- Russo EB, Hohmann AG. Role of cannabinoids in pain management. In: Comprehensive Treatment of Chronic Pain by Medical, Interventional, and Integrative Approaches 2013, 181-197. View abstract
- Russo EB. Cannabinoids in the management of difficult to treat pain. Ther Clin Risk Manag 2008;4(1):245-259. Free online
- Wade DT, Makela PM, House H, Bateman C, Robson P. Long-term use of a cannabis-based medicine in the treatment of spasticity and other symptoms in multiple sclerosis. Mult Scler 2006;12(5):639-645. View abstract
- Ware MA, et al. Smoked cannabis for chronic neuropathic pain: a randomized controlled trial. CMAJ 2010;182(14):E694-E701. Free online
- Watson SJ, Benson JA, Joy JE. Marijuana and medicine: assessing the science base: a summary of the 1999 Institute of Medicine report. Arch Gen Psychiatry 2000;57(6):547-555. View abstract
- Wilsey B, et al. A randomized, placebo-controlled, crossover trial of cannabis cigarettes in neuropathic pain. J Pain 2008;9(6):506-521. View abstract
- Wilson RI, Nicoll RA. Endocannabinoid signaling in the brain. Science 2002;296(5568):678-82. View abstract
- Zajicek J, et al. Cannabinoids for treatment of spasticity and other symptoms related to multiple sclerosis (CAMS study): Multicentre randomized placebo-controlled trial.

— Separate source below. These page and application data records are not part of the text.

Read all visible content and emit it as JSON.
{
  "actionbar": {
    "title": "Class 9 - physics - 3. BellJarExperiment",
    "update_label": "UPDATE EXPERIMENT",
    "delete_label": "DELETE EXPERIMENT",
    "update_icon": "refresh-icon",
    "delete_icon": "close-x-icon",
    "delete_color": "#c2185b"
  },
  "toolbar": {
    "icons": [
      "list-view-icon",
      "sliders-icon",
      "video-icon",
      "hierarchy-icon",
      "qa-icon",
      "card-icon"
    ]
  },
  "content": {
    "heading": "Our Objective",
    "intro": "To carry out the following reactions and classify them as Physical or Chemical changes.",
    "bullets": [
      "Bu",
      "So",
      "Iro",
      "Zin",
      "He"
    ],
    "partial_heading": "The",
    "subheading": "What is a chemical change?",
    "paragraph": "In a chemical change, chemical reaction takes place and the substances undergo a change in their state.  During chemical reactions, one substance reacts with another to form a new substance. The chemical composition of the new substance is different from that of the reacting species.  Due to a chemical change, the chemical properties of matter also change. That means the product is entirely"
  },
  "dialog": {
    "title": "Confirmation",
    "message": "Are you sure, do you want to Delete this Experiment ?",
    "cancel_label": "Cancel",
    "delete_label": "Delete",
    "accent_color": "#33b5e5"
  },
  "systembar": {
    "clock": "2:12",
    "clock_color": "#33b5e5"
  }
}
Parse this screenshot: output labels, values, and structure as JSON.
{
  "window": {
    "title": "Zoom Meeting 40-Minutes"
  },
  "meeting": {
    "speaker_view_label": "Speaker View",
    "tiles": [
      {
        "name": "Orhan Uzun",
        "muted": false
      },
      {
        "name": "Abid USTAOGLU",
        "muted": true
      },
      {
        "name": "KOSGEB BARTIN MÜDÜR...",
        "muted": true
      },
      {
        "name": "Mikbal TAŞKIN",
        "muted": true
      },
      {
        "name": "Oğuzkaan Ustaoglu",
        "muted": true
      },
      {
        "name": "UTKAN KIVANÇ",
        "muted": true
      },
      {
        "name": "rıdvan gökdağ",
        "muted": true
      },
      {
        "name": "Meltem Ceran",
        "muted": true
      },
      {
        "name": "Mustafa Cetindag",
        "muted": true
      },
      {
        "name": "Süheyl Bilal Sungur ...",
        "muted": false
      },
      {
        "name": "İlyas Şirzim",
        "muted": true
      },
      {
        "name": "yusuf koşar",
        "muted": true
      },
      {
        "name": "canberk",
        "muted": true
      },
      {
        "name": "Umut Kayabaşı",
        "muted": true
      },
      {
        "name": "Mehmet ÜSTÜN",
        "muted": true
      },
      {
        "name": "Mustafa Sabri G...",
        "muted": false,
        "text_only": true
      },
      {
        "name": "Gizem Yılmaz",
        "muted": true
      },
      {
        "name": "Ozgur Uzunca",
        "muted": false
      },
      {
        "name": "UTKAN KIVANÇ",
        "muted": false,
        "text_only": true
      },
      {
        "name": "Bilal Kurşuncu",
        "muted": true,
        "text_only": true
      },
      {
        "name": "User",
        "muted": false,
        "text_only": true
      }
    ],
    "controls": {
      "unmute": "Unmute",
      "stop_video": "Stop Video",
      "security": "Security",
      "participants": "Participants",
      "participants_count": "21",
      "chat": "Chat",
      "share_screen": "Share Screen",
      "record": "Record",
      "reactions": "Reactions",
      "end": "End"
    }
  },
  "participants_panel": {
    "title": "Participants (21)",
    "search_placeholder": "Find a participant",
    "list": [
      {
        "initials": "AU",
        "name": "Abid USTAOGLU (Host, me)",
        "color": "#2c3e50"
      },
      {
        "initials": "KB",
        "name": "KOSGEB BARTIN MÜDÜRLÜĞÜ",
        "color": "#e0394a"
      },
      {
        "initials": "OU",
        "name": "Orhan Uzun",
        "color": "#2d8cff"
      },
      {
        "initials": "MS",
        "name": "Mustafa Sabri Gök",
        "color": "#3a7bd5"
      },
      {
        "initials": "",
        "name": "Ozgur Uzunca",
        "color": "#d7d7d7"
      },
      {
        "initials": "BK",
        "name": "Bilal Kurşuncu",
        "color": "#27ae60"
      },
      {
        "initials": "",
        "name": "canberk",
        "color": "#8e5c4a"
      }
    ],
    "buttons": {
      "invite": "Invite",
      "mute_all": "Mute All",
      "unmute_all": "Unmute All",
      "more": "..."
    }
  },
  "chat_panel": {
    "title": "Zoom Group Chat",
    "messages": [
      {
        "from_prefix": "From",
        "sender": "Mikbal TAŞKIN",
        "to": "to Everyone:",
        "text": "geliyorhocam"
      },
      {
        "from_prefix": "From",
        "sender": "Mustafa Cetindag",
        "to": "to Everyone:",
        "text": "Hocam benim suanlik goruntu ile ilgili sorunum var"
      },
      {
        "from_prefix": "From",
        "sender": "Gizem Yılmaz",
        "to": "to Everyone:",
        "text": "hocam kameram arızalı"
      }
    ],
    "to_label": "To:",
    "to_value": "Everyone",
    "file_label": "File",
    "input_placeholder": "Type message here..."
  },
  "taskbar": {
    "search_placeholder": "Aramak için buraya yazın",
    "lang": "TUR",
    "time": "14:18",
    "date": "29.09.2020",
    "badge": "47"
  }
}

Lancet 2003;362(9395):1517-1526. View abstract
Updated 2015. This information adapted with permission from the National Cannabis Prevention and Information Centre in Australia.